One car, two personalities. “Something we started with the XT4 is we wanted to make sure people know it’s a Cadillac, but also know which Cadillac it is,” Smith said. “Each vehicle has its own character and we really wanted this vehicle to be expressive and athletic, but this also continues our philosophy of giving Cadillacs both luxury and sporty characters. The front ends [of the CT5’s luxury and sport trims] are actually quite different graphically but also in texture. There’s the Escala-inspired front end and a more V-series inspired one with the mesh.
About the CT5’s controversial rear pillar design. “What we wanted to do was have an element that gave you a really fast upper while still maintaining good headroom,” Smith said. “The Interesting thing there is we could have gone and put in a sixth window in, but to me it’s less efficient and it’s a nice solution for the rear occupant as well. Graphically I like where it sits on the car and the whole stance of the vehicle.”
The approach to its insides. “We wanted to do a couple of things [with the interior],” Smith said. “We think the rear is class-leading, and we’ve done a lot of work at the architectural level with foot room and entry to make it a great place to sit. But ultimately a luxury vehicle is about the person who owns the car so wanted to give it a driver focus. We also wanted to make sure that everything was intuitive and easy to use and within reach of the driver.” At the top of the center stack is a 1080p full-HD, 10.0-inch touchscreen.
One car, two personalities, part deux. “We kind of curate different experiences using materials,” Smith said. “There’s one with open-pore elm wood trim [on the Luxury]. The [Sport] has a high-contrast interior with red stitching that makes it feel really sporty. The red stitch is matched with a red wire weave that’s in the carbon fiber as well. It has a different character.”
Beyond CUE. “We’re working to improve the user interface over time and I think we’ve ended up with the easiest to use in the industry, at least that’s our intent,” said Smith. “The idea is you can use it any way you like with the touchscreen, the rotary control, the steering-wheel controls, and voice as well. The rotary dial is a really nice fit with Super Cruise as you have a tendency to sit back and relax a bit.”
The hardest part? “Stamping that rear quarter was the most challenging piece,” Vivian said. “The goal was a rear-seat package that was the best in the segment. That’s driven some of the styling.”
Fin camera. The CT5 augments its conventional license-plate-located rearview camera with one in the shark fin on the roof. “It’s a more natural position, with an enhanced 120-degree angle digital image, and improved night vision,” Vivian said.
Some CT5 firsts. “From a hardware standpoint we have a new ZF-brand modular valve system in our first application of a twin-tube damper system,” Vivian said. “Michelin’s soft-seal tire is our first use of that tech as well.”

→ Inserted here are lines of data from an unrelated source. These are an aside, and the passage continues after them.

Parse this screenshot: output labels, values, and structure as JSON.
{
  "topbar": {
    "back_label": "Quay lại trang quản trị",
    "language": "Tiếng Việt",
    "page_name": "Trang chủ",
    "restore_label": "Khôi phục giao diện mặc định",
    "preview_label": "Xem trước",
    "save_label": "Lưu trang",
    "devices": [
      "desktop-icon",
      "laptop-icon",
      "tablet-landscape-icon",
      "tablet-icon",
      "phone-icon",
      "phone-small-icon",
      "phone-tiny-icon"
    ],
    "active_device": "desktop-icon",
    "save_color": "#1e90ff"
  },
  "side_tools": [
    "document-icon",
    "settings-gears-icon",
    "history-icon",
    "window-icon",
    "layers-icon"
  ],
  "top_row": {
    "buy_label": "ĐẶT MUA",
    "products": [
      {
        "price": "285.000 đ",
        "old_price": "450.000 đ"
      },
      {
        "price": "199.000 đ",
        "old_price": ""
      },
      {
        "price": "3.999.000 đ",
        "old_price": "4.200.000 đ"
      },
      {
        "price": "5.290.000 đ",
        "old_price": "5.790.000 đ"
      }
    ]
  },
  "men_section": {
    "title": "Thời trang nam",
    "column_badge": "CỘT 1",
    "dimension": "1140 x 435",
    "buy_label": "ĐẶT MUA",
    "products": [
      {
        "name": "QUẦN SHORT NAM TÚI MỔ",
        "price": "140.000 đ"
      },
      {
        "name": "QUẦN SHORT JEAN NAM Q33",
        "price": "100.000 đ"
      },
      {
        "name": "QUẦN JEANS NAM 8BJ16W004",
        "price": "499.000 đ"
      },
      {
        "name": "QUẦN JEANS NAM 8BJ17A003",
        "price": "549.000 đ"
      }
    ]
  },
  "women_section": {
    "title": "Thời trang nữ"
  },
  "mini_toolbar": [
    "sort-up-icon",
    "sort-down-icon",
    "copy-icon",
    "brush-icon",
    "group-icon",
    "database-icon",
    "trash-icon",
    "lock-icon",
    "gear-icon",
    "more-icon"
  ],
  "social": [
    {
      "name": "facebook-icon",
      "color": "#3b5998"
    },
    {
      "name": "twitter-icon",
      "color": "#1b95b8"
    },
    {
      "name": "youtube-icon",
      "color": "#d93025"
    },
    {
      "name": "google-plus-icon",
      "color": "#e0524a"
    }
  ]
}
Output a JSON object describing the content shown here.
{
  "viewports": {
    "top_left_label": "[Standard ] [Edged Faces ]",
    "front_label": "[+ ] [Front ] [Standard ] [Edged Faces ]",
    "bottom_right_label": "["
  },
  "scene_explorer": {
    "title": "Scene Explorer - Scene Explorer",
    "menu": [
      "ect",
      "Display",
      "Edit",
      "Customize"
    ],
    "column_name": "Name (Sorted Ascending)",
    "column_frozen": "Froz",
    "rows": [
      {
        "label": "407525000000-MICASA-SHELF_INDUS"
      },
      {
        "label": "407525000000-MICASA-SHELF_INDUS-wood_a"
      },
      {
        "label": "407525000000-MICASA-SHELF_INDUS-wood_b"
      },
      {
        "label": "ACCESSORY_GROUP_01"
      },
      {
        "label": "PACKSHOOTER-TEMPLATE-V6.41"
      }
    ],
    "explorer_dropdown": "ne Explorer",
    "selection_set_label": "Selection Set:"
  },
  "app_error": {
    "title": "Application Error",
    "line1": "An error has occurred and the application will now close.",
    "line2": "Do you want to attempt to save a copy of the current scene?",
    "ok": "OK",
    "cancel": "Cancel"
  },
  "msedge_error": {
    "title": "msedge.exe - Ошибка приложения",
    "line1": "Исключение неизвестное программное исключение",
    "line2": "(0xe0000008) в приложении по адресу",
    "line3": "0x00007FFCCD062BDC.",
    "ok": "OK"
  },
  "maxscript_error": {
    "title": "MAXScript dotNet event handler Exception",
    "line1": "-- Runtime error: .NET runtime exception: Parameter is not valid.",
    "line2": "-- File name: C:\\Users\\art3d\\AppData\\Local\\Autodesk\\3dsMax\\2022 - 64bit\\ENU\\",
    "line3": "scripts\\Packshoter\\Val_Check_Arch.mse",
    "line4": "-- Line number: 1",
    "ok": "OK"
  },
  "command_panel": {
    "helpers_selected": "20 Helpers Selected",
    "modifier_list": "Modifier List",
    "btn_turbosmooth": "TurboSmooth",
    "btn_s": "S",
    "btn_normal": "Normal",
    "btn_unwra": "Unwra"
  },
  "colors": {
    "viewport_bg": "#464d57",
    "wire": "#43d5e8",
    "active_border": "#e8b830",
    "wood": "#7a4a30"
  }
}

Updating on the fly. Vivian said Cadillac now has the ability to do over-the-air updates for every major module in the car. Previously these updates were limited to the Super Cruise software.
The CT5 is cybersecure. “Our next-generation electrical architecture has encryption tech that will really set us apart,” said Vivian. “We will have some upgrades and enhancements in the future that you’re going to hear about shortly.”
Mild or wild (fake) noises. “Both cars have Cadillac-curated sounds to them,” Vivian said. “The CT5 will be very quiet using active noise canceling but if you want to drive in a more sporting fashion, engine sound enhancement is applied to both engines.”
Dialing it up to 10. “The 10-speed was designed from the get-go to deliver a world-class experience and drive quality,” Vivian said. “Personally, it pairs really well with the 3.0-liter.”